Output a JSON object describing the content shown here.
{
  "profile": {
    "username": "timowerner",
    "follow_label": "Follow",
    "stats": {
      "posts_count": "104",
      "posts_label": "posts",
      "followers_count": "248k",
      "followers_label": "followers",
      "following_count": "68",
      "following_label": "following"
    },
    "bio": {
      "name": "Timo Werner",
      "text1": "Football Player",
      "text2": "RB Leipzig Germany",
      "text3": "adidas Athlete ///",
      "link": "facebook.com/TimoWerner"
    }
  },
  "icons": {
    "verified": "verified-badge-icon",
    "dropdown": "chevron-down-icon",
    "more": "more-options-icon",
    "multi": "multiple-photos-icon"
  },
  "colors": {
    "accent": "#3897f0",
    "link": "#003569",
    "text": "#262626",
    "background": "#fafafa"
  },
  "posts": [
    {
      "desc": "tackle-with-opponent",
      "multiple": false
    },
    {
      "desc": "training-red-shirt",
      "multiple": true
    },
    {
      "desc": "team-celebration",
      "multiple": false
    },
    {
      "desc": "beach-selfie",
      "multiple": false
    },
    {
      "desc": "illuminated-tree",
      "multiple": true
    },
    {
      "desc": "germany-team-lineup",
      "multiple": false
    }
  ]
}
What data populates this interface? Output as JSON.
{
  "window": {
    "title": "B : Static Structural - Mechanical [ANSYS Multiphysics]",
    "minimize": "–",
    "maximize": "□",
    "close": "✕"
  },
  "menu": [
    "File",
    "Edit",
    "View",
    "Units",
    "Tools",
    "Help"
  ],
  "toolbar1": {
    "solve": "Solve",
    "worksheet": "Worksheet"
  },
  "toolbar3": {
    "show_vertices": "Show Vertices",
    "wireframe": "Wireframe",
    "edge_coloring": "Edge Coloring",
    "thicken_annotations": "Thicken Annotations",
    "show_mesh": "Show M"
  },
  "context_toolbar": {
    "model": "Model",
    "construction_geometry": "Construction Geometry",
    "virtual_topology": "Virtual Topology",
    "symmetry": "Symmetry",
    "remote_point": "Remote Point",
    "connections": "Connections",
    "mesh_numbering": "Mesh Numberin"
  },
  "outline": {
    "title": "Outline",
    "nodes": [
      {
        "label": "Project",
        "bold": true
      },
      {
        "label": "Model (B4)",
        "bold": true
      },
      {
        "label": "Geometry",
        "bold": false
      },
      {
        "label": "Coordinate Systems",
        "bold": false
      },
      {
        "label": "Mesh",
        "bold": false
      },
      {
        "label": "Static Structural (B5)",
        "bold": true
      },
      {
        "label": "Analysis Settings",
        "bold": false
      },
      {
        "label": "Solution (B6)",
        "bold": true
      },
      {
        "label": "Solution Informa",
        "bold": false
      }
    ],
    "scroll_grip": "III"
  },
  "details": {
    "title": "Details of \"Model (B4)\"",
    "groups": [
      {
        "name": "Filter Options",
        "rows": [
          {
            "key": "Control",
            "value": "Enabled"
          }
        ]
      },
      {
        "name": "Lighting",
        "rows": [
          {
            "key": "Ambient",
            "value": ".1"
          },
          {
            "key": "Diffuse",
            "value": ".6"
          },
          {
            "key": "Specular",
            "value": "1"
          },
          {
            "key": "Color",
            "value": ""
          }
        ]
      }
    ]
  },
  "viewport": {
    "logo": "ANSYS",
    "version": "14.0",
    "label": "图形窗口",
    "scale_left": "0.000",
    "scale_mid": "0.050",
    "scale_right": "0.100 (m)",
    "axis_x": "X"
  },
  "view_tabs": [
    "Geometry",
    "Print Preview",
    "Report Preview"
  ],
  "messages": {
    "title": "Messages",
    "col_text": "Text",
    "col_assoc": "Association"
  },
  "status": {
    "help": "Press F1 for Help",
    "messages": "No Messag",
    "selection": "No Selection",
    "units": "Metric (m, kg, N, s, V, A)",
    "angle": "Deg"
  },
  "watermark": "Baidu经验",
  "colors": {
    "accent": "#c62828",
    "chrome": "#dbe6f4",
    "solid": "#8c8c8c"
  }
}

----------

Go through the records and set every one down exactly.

* Reply
Output a JSON object describing the content shown here.
{
  "profile": {
    "username": "timowerner",
    "follow_label": "Follow",
    "stats": {
      "posts_count": "104",
      "posts_label": "posts",
      "followers_count": "248k",
      "followers_label": "followers",
      "following_count": "68",
      "following_label": "following"
    },
    "bio": {
      "name": "Timo Werner",
      "text1": "Football Player",
      "text2": "RB Leipzig Germany",
      "text3": "adidas Athlete ///",
      "link": "facebook.com/TimoWerner"
    }
  },
  "icons": {
    "verified": "verified-badge-icon",
    "dropdown": "chevron-down-icon",
    "more": "more-options-icon",
    "multi": "multiple-photos-icon"
  },
  "colors": {
    "accent": "#3897f0",
    "link": "#003569",
    "text": "#262626",
    "background": "#fafafa"
  },
  "posts": [
    {
      "desc": "tackle-with-opponent",
      "multiple": false
    },
    {
      "desc": "training-red-shirt",
      "multiple": true
    },
    {
      "desc": "team-celebration",
      "multiple": false
    },
    {
      "desc": "beach-selfie",
      "multiple": false
    },
    {
      "desc": "illuminated-tree",
      "multiple": true
    },
    {
      "desc": "germany-team-lineup",
      "multiple": false
    }
  ]
}
What data populates this interface? Output as JSON.
{
  "window": {
    "title": "B : Static Structural - Mechanical [ANSYS Multiphysics]",
    "minimize": "–",
    "maximize": "□",
    "close": "✕"
  },
  "menu": [
    "File",
    "Edit",
    "View",
    "Units",
    "Tools",
    "Help"
  ],
  "toolbar1": {
    "solve": "Solve",
    "worksheet": "Worksheet"
  },
  "toolbar3": {
    "show_vertices": "Show Vertices",
    "wireframe": "Wireframe",
    "edge_coloring": "Edge Coloring",
    "thicken_annotations": "Thicken Annotations",
    "show_mesh": "Show M"
  },
  "context_toolbar": {
    "model": "Model",
    "construction_geometry": "Construction Geometry",
    "virtual_topology": "Virtual Topology",
    "symmetry": "Symmetry",
    "remote_point": "Remote Point",
    "connections": "Connections",
    "mesh_numbering": "Mesh Numberin"
  },
  "outline": {
    "title": "Outline",
    "nodes": [
      {
        "label": "Project",
        "bold": true
      },
      {
        "label": "Model (B4)",
        "bold": true
      },
      {
        "label": "Geometry",
        "bold": false
      },
      {
        "label": "Coordinate Systems",
        "bold": false
      },
      {
        "label": "Mesh",
        "bold": false
      },
      {
        "label": "Static Structural (B5)",
        "bold": true
      },
      {
        "label": "Analysis Settings",
        "bold": false
      },
      {
        "label": "Solution (B6)",
        "bold": true
      },
      {
        "label": "Solution Informa",
        "bold": false
      }
    ],
    "scroll_grip": "III"
  },
  "details": {
    "title": "Details of \"Model (B4)\"",
    "groups": [
      {
        "name": "Filter Options",
        "rows": [
          {
            "key": "Control",
            "value": "Enabled"
          }
        ]
      },
      {
        "name": "Lighting",
        "rows": [
          {
            "key": "Ambient",
            "value": ".1"
          },
          {
            "key": "Diffuse",
            "value": ".6"
          },
          {
            "key": "Specular",
            "value": "1"
          },
          {
            "key": "Color",
            "value": ""
          }
        ]
      }
    ]
  },
  "viewport": {
    "logo": "ANSYS",
    "version": "14.0",
    "label": "图形窗口",
    "scale_left": "0.000",
    "scale_mid": "0.050",
    "scale_right": "0.100 (m)",
    "axis_x": "X"
  },
  "view_tabs": [
    "Geometry",
    "Print Preview",
    "Report Preview"
  ],
  "messages": {
    "title": "Messages",
    "col_text": "Text",
    "col_assoc": "Association"
  },
  "status": {
    "help": "Press F1 for Help",
    "messages": "No Messag",
    "selection": "No Selection",
    "units": "Metric (m, kg, N, s, V, A)",
    "angle": "Deg"
  },
  "watermark": "Baidu经验",
  "colors": {
    "accent": "#c62828",
    "chrome": "#dbe6f4",
    "solid": "#8c8c8c"
  }
}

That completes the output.